Companies in the top quartile for gender diversity outperform their competitors by 15%, and those in the top quartile for ethnic diversity outperform their competitors by 35%(Forbes).
Ultimately, a grand mistake that a business can make is forgetting that its customers are made of the same thing that its employees are. A company at the primary level has human beings create something for other human beings to buy.
If the team that is making or designing the product is of a single-gender or ethnicity, then it goes without saying that the product will likely appeal to those of the same gender and ethnicity. For many years, men may have believed that they knew what was happening in women’s minds.
The age of information is proving that to be very wrong. Scenes from the TV show ‘Mad Men’ come to mind, or the film ‘What Women Want’ — Scenes where men are sitting around discussing ways to market to women. The results are laughable.
Many companies talk about their diversity. Many even write down some code to prove that they are ‘doing the right thing’. Unfortunately, this keeps the whole thing within the pigpen of the ‘hippy culture’; restricting it to a code of conduct that businesses should execute to avoid bad press.
It misses the essential point. When companies go out of their way to understand diversity, they will realize that it is a tremendously intelligent strategy. It is not a strategy that requires a degree to understand. It is straightforward.
The diversity of your team will mirror the diversity of your customer base.
Diversifying at the design level will naturally diversify at the customer level. This works because the people making decisions about the product and business will typically include their preferences regardless of how objective they think they are being.
Companies might attempt to teach objective thinking to their staff. Still, the subjective mind is far more powerful and will find ways to sneak into their communication without them even knowing.
This being the case, a smart leader should assume that their team is always thinking subjectively and thus overcome the problems of personal preference by utilizing diversification. The more diversification there is in the group, the broader the finished product will be.
Other considerations, such as helping staff feel included and empowered, are also relevant, not to mention the big picture improvement of the human race. But, the point is that there are substantial material advantages for the business that engages in diversification. It is a very sophisticated way of operating.
We can easily view diversification and outward-looking management strategy as two separate things. But one negates the issues that we find with the other. There is no limit to the potential utilization of these strategies for a business like Nestle.
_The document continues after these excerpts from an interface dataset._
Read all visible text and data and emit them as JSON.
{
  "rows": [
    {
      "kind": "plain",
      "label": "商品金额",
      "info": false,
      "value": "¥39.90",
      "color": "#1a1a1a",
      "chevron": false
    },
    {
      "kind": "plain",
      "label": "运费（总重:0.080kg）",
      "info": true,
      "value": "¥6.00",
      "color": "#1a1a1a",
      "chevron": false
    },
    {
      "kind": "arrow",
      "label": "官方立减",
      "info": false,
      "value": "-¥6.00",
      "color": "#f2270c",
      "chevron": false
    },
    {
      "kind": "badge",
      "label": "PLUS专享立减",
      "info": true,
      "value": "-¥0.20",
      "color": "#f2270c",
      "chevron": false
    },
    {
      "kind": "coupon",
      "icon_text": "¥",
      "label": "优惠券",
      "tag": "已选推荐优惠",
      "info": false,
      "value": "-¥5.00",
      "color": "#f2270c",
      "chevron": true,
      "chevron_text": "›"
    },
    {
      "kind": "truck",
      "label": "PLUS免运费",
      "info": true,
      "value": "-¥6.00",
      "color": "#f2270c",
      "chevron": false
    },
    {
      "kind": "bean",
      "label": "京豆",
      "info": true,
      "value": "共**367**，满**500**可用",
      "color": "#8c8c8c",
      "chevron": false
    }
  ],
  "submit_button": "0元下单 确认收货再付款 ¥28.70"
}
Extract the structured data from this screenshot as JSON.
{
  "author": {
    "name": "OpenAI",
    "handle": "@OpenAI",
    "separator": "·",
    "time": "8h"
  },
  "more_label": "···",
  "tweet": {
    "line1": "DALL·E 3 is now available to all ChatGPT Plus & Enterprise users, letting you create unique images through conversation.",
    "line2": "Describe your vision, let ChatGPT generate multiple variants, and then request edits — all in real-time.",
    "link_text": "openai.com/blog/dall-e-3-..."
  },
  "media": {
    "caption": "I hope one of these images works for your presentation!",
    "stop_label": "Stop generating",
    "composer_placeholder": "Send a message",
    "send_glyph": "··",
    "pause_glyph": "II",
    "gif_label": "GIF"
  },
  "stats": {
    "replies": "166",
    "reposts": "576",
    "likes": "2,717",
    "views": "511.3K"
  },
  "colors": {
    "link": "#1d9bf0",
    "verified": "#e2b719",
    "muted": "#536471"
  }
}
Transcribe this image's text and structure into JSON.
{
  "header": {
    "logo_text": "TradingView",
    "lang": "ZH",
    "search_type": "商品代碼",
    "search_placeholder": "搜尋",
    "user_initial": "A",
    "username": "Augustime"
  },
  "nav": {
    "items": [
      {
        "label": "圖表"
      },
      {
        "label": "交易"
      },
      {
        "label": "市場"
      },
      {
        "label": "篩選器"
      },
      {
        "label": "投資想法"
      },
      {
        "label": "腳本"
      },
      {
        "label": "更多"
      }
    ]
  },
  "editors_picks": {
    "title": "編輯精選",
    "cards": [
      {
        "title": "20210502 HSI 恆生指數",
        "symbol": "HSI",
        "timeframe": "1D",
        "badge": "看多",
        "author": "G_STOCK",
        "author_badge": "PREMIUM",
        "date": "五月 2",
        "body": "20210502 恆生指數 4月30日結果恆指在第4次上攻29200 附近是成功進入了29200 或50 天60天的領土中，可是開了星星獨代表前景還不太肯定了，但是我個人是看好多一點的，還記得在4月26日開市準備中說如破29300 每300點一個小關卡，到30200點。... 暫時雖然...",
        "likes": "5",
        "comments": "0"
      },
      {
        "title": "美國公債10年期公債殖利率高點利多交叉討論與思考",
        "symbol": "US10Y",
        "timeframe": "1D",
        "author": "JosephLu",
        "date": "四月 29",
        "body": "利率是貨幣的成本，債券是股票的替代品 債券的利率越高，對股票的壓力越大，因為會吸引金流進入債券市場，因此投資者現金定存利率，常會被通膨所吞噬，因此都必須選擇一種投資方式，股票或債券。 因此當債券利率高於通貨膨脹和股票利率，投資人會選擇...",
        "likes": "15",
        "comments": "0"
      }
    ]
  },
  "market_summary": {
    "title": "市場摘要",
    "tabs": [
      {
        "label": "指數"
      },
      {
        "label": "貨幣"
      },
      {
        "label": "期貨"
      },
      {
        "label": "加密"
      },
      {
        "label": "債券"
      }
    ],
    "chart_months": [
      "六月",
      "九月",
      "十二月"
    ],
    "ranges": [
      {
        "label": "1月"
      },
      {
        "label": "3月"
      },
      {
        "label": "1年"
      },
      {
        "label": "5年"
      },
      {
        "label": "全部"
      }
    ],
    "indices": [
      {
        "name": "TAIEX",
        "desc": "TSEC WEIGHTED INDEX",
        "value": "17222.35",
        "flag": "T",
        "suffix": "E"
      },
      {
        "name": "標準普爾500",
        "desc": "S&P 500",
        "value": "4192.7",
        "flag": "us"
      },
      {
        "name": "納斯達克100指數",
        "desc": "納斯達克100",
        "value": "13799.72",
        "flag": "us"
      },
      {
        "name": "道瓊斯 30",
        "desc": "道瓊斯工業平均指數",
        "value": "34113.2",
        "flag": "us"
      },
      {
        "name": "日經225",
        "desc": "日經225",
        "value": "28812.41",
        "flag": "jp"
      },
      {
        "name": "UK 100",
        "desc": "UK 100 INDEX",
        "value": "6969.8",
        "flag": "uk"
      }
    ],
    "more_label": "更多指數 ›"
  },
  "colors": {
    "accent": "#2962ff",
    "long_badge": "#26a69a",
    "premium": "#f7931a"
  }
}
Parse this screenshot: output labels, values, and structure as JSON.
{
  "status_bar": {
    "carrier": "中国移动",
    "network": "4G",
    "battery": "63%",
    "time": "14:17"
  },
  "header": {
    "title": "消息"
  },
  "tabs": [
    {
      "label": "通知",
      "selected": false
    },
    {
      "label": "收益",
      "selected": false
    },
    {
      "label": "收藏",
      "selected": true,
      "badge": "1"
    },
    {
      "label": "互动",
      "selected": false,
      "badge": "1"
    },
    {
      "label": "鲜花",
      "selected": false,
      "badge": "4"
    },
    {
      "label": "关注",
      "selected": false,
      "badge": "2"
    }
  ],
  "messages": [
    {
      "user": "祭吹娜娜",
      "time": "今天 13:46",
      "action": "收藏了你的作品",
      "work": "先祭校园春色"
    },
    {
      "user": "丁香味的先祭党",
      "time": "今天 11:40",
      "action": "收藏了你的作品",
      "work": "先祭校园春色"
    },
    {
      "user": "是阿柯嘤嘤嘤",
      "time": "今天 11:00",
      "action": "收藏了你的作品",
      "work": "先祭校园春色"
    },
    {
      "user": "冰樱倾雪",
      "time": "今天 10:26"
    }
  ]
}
Since they are so large, they have vast opportunities to diversify.
For a small business with under a hundred employees, the possibilities are more limited. So, it is essential as a smaller business, also to adopt an outward-looking management strategy.
Again, this will come back to experienced recruitment. Mostly, companies that are still product-driven are likely to be lacking in diversity since both approaches come from the same dinosaur way of looking at things.
The modern business should be looking to adapt to the changing needs of the market by being ‘outward-looking’ or ‘market-driven’. Also, they should be diversifying as much as possible within their resources.
These two strategies working in tandem is often what sets businesses aside from each other in terms of growth. The statistics are proving it. Quite simply, any organization that does not include these things as part of their strategy will, sooner or later, get left behind.
My writing is based on true events and stories. It is as real as it gets. I changed parts of the stories and excluded real names, as I don’t want people to get hurt. But most of the stuff I write is authentic and includes my thoughts and feelings.
Generalist that thinks broadly (not deeply).